Magnet benefitted from the expanding market for digital forensics, which is expected to grow from $5.8 billion in 2022 to $10.9 billion in 2028, according to a recent Imarc report.
Adam Belsher, who serves as Grayshift’s CEO, says that the combination of Grayshift’s mobile access and extraction capabilities and Magnet’s digital investigation suite will position the merged firms strongly — allowing customers to better extract, process, examine, collaborate on and manage digital forensic evidence.
“We believe the combination of Magnet and Grayshift will unlock tremendous value for our customers by further integrating and expanding our product suite which will result in more seamless workflows in the recovery and analysis of critical digital evidence to investigations and ultimately contribute to our shared mission of the pursuit of justice,” Belsher said in a statement. “We look forward to partnering with Thoma Bravo and Grayshift to build upon our digital investigation suite to further innovate and continue to serve a growing number of organizations and use cases.”
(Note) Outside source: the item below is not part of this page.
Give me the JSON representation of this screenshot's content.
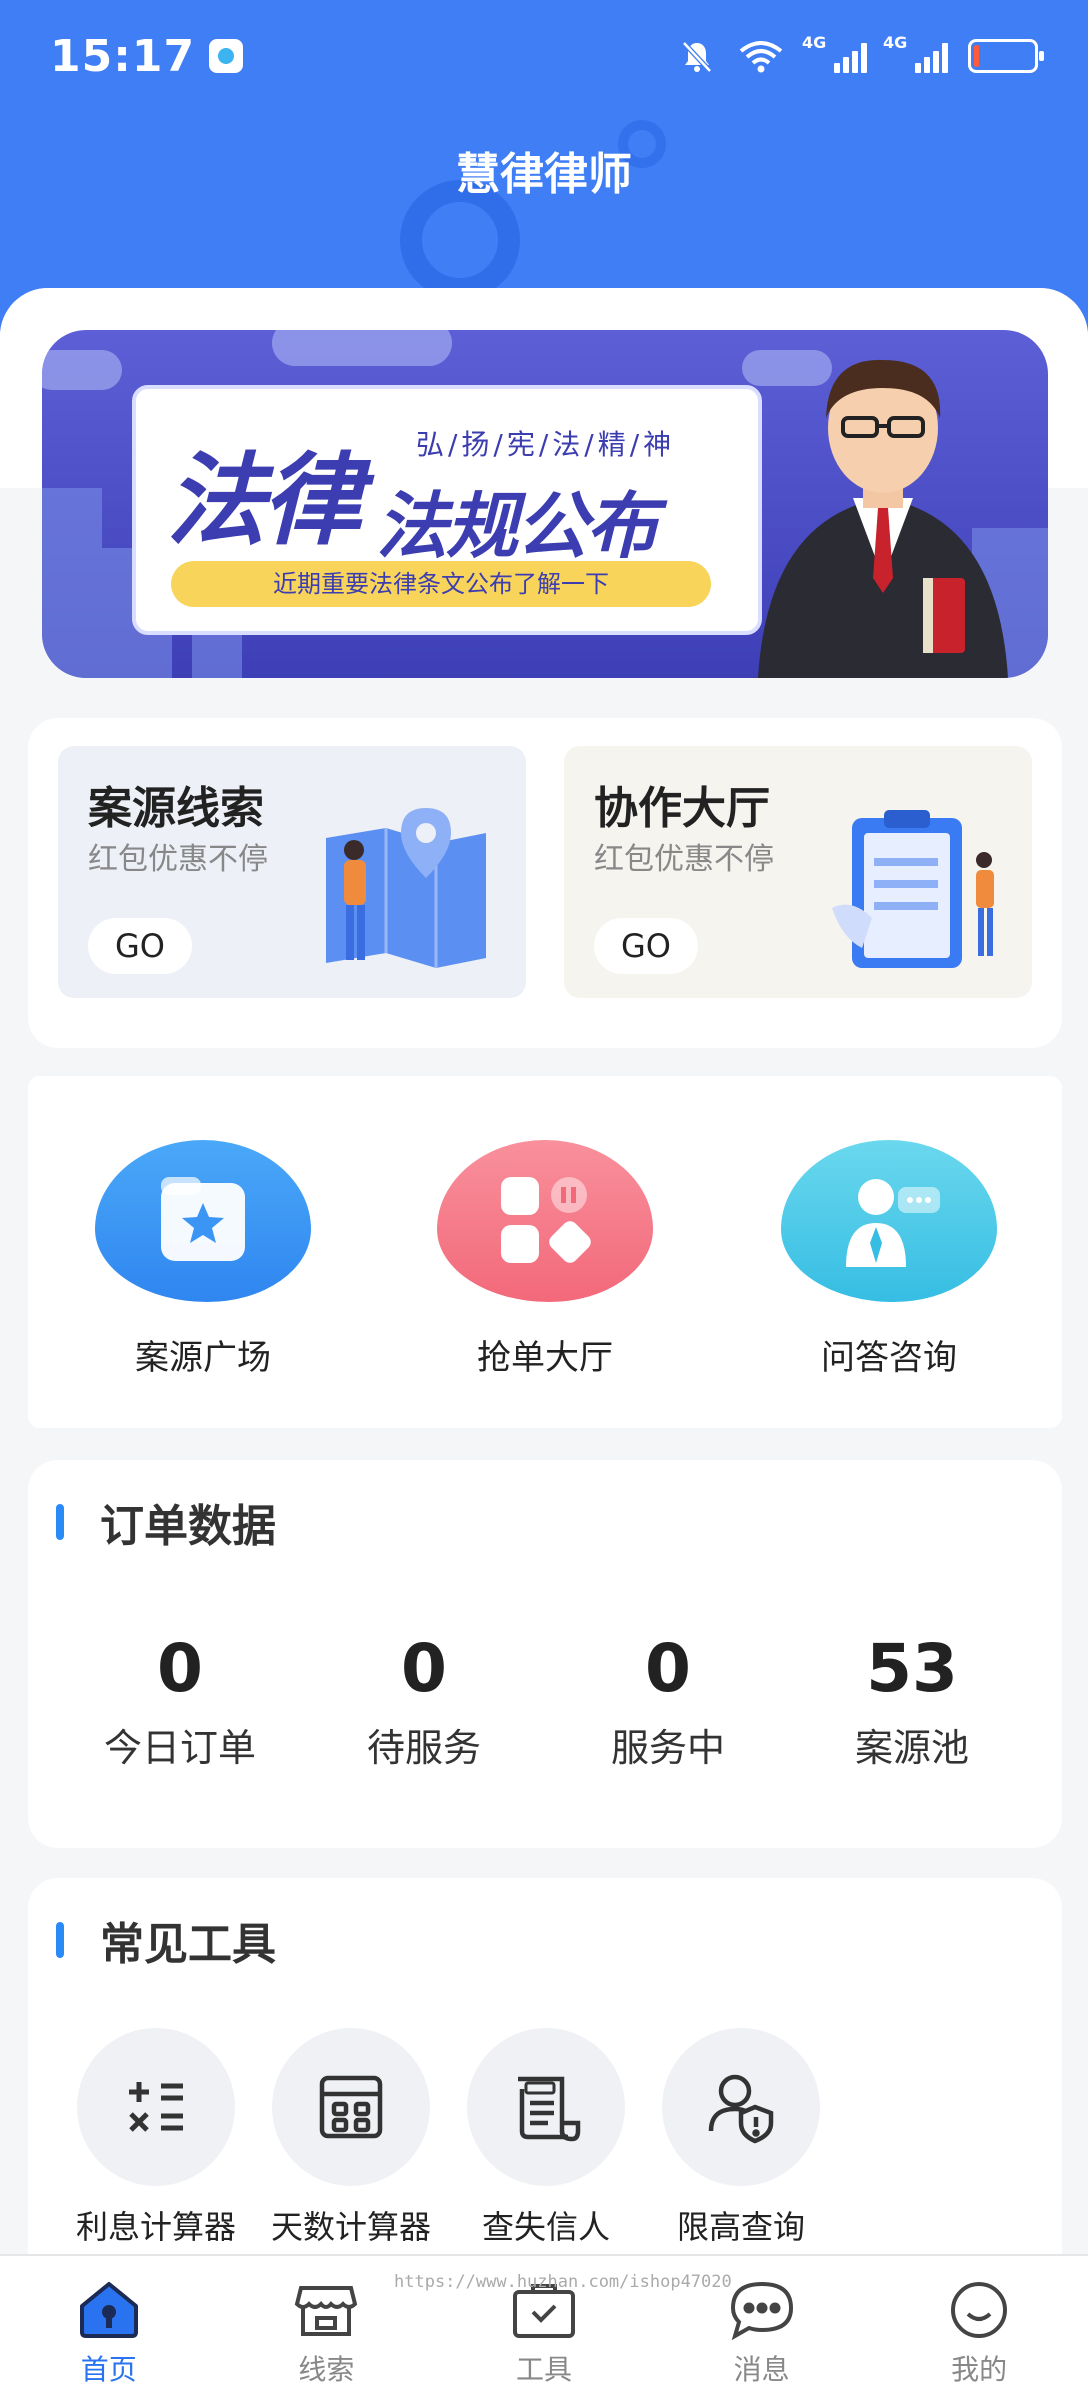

For Thoma Bravo, which now has an estimated over $114 billion in assets under management, Magnet Forensics is the latest in a series of high-profile software venture purchases. In 2022, the firm spent billions of dollars buying cybersecurity startups Ping Identity, Sailpoint, ForgeRock, Bottomline Technologies and Coupa Software.